Interface dataset entries
----
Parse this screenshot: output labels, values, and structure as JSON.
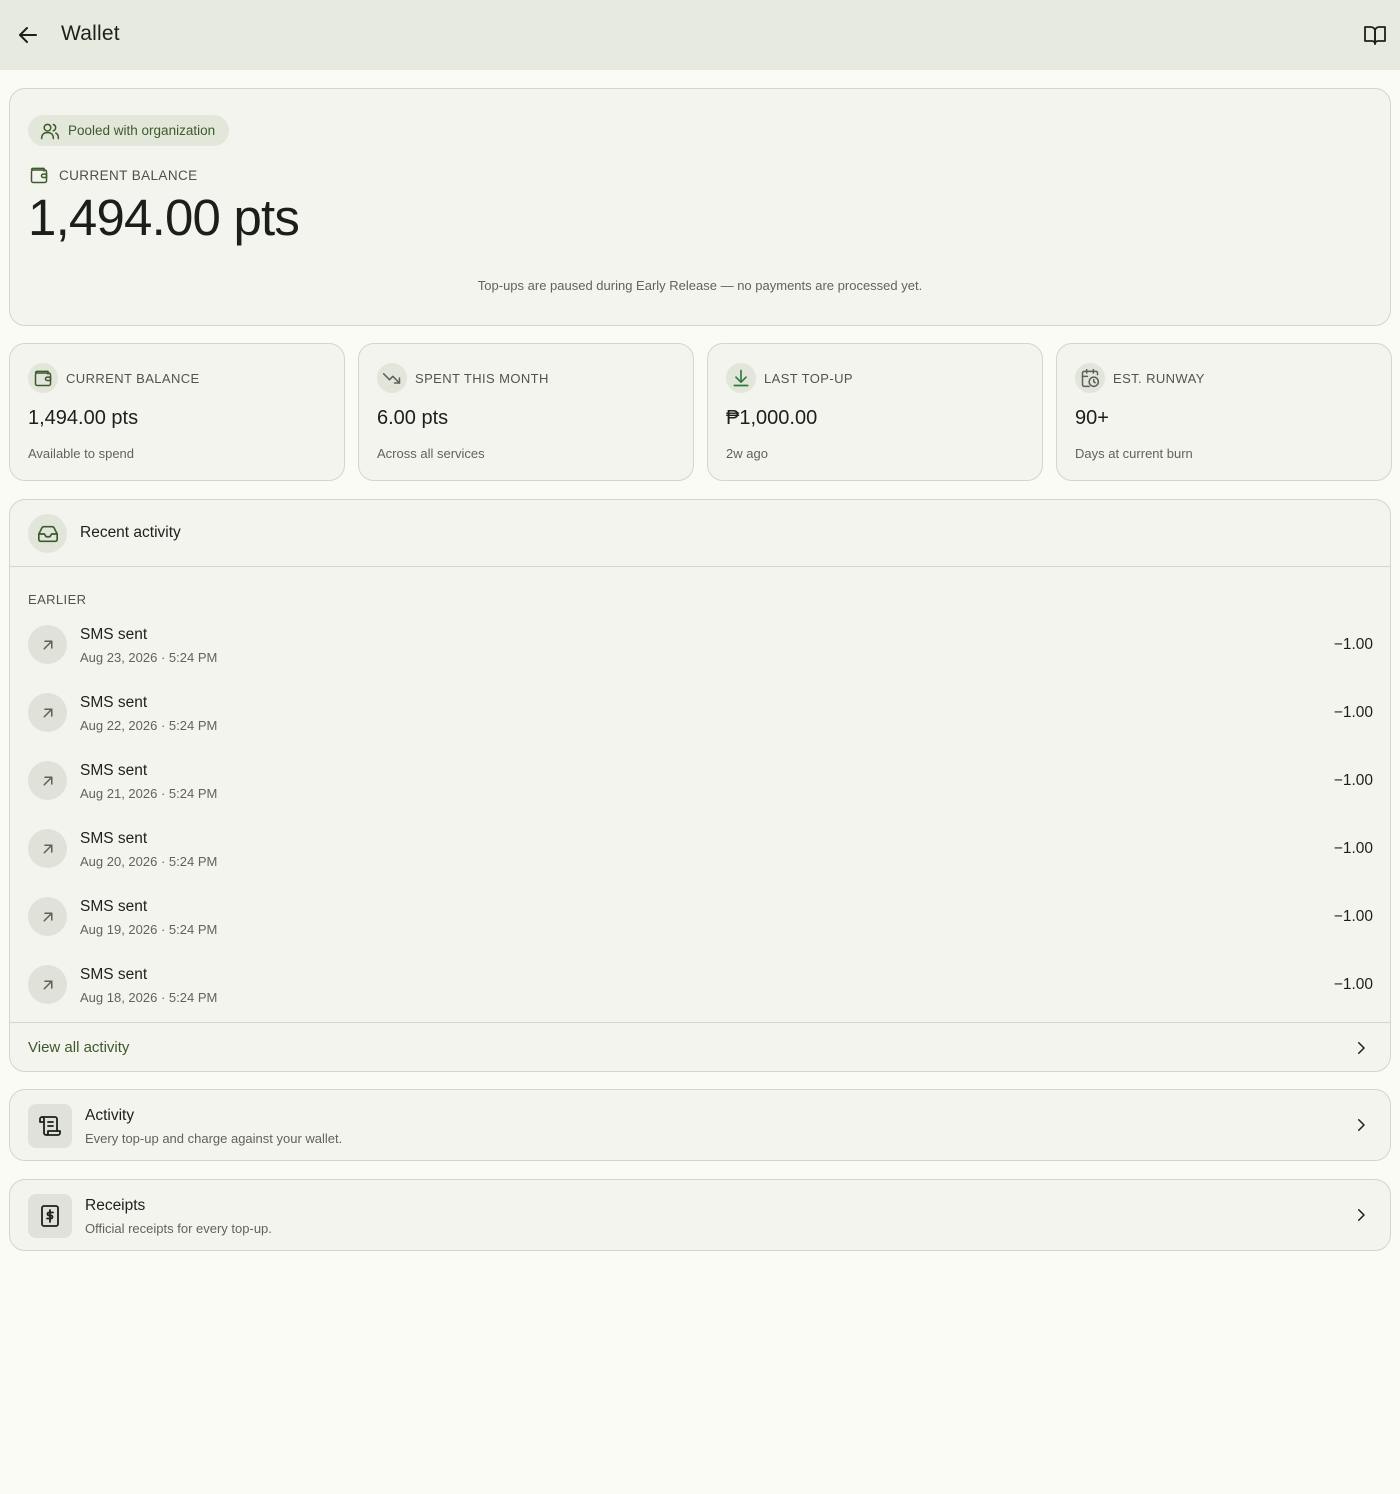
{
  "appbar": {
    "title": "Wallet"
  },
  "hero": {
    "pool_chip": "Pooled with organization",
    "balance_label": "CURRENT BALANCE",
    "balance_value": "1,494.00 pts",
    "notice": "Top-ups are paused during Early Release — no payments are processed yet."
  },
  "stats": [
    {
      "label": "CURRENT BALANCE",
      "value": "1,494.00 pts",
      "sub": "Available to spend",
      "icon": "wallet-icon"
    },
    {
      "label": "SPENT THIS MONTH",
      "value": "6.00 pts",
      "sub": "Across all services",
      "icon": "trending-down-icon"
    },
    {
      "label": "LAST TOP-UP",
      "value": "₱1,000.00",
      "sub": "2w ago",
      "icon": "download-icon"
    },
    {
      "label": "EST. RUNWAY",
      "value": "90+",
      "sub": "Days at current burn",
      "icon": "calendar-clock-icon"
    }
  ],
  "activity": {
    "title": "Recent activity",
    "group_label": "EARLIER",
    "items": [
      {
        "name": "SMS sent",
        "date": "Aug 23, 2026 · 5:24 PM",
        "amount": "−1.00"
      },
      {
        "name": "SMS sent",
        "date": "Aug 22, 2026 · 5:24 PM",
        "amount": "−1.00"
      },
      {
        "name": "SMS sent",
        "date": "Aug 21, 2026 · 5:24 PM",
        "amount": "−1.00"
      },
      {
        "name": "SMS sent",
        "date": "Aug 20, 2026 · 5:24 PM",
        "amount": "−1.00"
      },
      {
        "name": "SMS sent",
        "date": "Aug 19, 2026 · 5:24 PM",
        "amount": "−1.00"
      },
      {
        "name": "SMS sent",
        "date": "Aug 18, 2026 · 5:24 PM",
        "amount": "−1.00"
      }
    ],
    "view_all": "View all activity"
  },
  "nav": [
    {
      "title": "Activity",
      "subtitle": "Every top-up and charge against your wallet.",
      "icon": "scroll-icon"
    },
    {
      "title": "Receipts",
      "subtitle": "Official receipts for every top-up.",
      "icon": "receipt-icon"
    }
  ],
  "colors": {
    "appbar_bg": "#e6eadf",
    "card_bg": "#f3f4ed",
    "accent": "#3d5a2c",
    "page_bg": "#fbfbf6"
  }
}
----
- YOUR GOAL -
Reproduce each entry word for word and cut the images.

- SOLUTION TO THE PROBLEM -
Parse this screenshot: output labels, values, and structure as JSON.
{
  "appbar": {
    "title": "Wallet"
  },
  "hero": {
    "pool_chip": "Pooled with organization",
    "balance_label": "CURRENT BALANCE",
    "balance_value": "1,494.00 pts",
    "notice": "Top-ups are paused during Early Release — no payments are processed yet."
  },
  "stats": [
    {
      "label": "CURRENT BALANCE",
      "value": "1,494.00 pts",
      "sub": "Available to spend",
      "icon": "wallet-icon"
    },
    {
      "label": "SPENT THIS MONTH",
      "value": "6.00 pts",
      "sub": "Across all services",
      "icon": "trending-down-icon"
    },
    {
      "label": "LAST TOP-UP",
      "value": "₱1,000.00",
      "sub": "2w ago",
      "icon": "download-icon"
    },
    {
      "label": "EST. RUNWAY",
      "value": "90+",
      "sub": "Days at current burn",
      "icon": "calendar-clock-icon"
    }
  ],
  "activity": {
    "title": "Recent activity",
    "group_label": "EARLIER",
    "items": [
      {
        "name": "SMS sent",
        "date": "Aug 23, 2026 · 5:24 PM",
        "amount": "−1.00"
      },
      {
        "name": "SMS sent",
        "date": "Aug 22, 2026 · 5:24 PM",
        "amount": "−1.00"
      },
      {
        "name": "SMS sent",
        "date": "Aug 21, 2026 · 5:24 PM",
        "amount": "−1.00"
      },
      {
        "name": "SMS sent",
        "date": "Aug 20, 2026 · 5:24 PM",
        "amount": "−1.00"
      },
      {
        "name": "SMS sent",
        "date": "Aug 19, 2026 · 5:24 PM",
        "amount": "−1.00"
      },
      {
        "name": "SMS sent",
        "date": "Aug 18, 2026 · 5:24 PM",
        "amount": "−1.00"
      }
    ],
    "view_all": "View all activity"
  },
  "nav": [
    {
      "title": "Activity",
      "subtitle": "Every top-up and charge against your wallet.",
      "icon": "scroll-icon"
    },
    {
      "title": "Receipts",
      "subtitle": "Official receipts for every top-up.",
      "icon": "receipt-icon"
    }
  ],
  "colors": {
    "appbar_bg": "#e6eadf",
    "card_bg": "#f3f4ed",
    "accent": "#3d5a2c",
    "page_bg": "#fbfbf6"
  }
}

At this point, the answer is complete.